The next pot Ivey led all the way first to act,          . Again Chen called all the way down, but he couldn't beat Ivey's set of tens,        .

Chen is down to about 900,000.

Tuesday, June 22, 2010 2:23 AM Local Time


The action was light on a board of          . Bill Chen raised the button and Phil Ivey called from the big blind. Ivey check-called one bet on the flop and another on the turn. Both players checked the river.

"I missed," said Chen. "King-high."

Ivey turned up a pair of sixes,        , to take down the pot. He's got the chip lead now with about 2.6 million to Chen's 1.7 million.

Tuesday, June 22, 2010 2:18 AM Local Time


Bill Chen raised his button. Phil Ivey called to a flop of      , which both players checked. Ivey led the   turn and the   river. Chen called the first bet, but not the second. Credit another pot to Ivey.

The stacks are virtually dead even now.

Tuesday, June 22, 2010 2:16 AM Local Time


Phil Ivey is looking for his 8th bracelet. Bill Chen is looking for his third. They've both got work to do after Ivey flopped the second nut flush in a recent hold'em hand. Ivey raiesd the button, with Chen calling fro the big blind. Chen then check-called all the way down on a           board. At showdown, Ivey tabled     to collect the pot.

They're nearly event now.

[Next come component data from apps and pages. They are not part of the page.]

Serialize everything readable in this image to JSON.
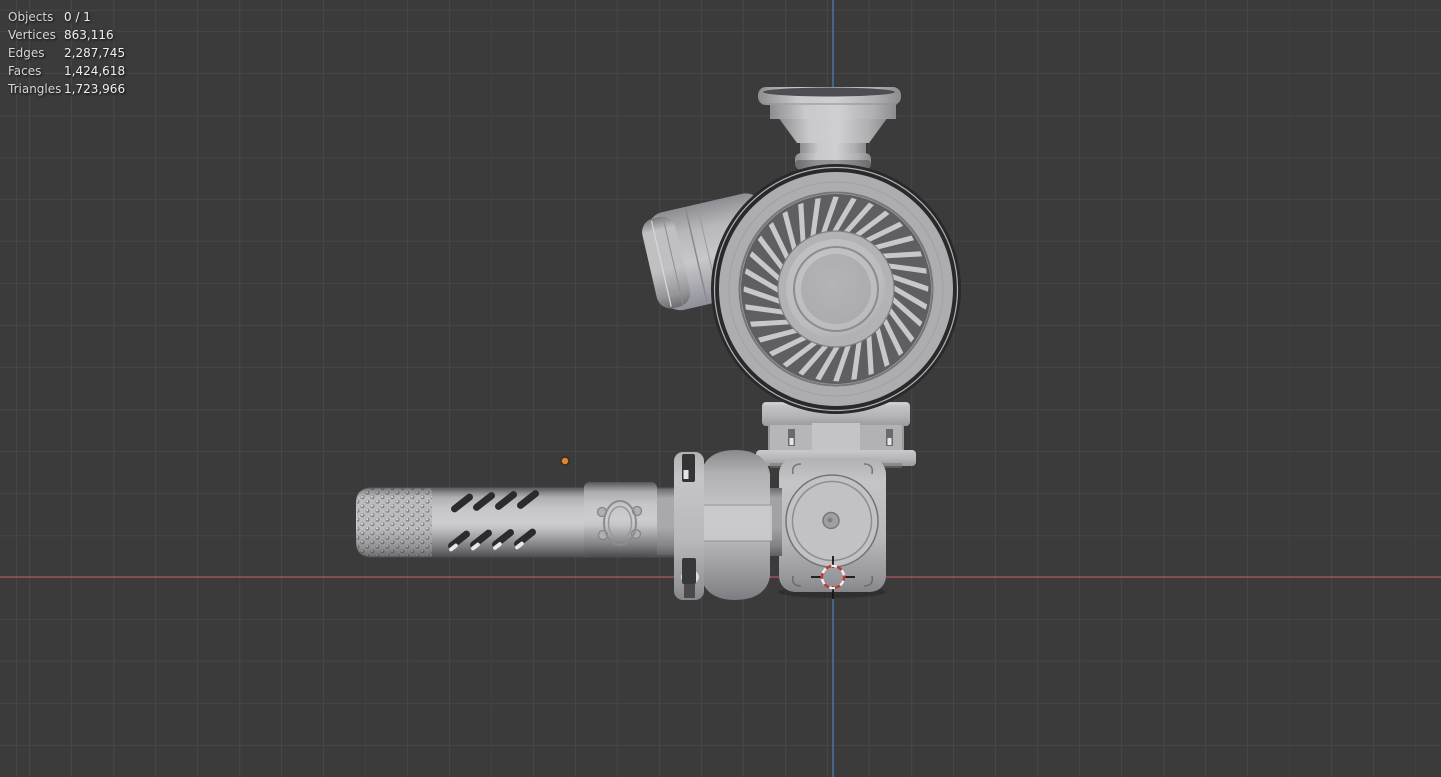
{
  "stats": {
    "rows": [
      {
        "label": "Objects",
        "value": "0 / 1"
      },
      {
        "label": "Vertices",
        "value": "863,116"
      },
      {
        "label": "Edges",
        "value": "2,287,745"
      },
      {
        "label": "Faces",
        "value": "1,424,618"
      },
      {
        "label": "Triangles",
        "value": "1,723,966"
      }
    ]
  },
  "colors": {
    "background": "#3b3b3b",
    "grid_line": "#474749",
    "axis_x_red": "#9d5058",
    "axis_z_blue": "#4d6f99",
    "object_origin_orange": "#df8430",
    "cursor_red": "#c13838",
    "cursor_white": "#f0f0f0",
    "model_gray": "#c4c4c6"
  }
}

Ivey has about 2.0 million, while Chen has about 2.3 million.

Tuesday, June 22, 2010 2:11 AM Local Time


Chen: X-X /      

Ivey: X-X /      

Phil Ivey has climbed to 1.7 million again by winning yet another stud split pot. He completed after Bill Chen brought it in, then called Chen's raise. Chen check-called a bet on fourth street, but check-folded to a bet on fifth street.

Tuesday, June 22, 2010 2:07 AM Local Time


Chen: X-X /         / X

Ivey: X-X /         / X

We breezed through the stud round without much action. In stud split, Bill Chen brought it in then called Phil Ivey's completion. Chen drew the high board on fourth, but checked it and then called another bet. He kept the high board with open kings on fifth street and bet there and on sixth. Ivey called each time, taking the two players to the river.

Chen opted for a check on the river, opening the door for an Ivey bet. Chen called, then mucked when Ivey turned up       for a ten-high straight.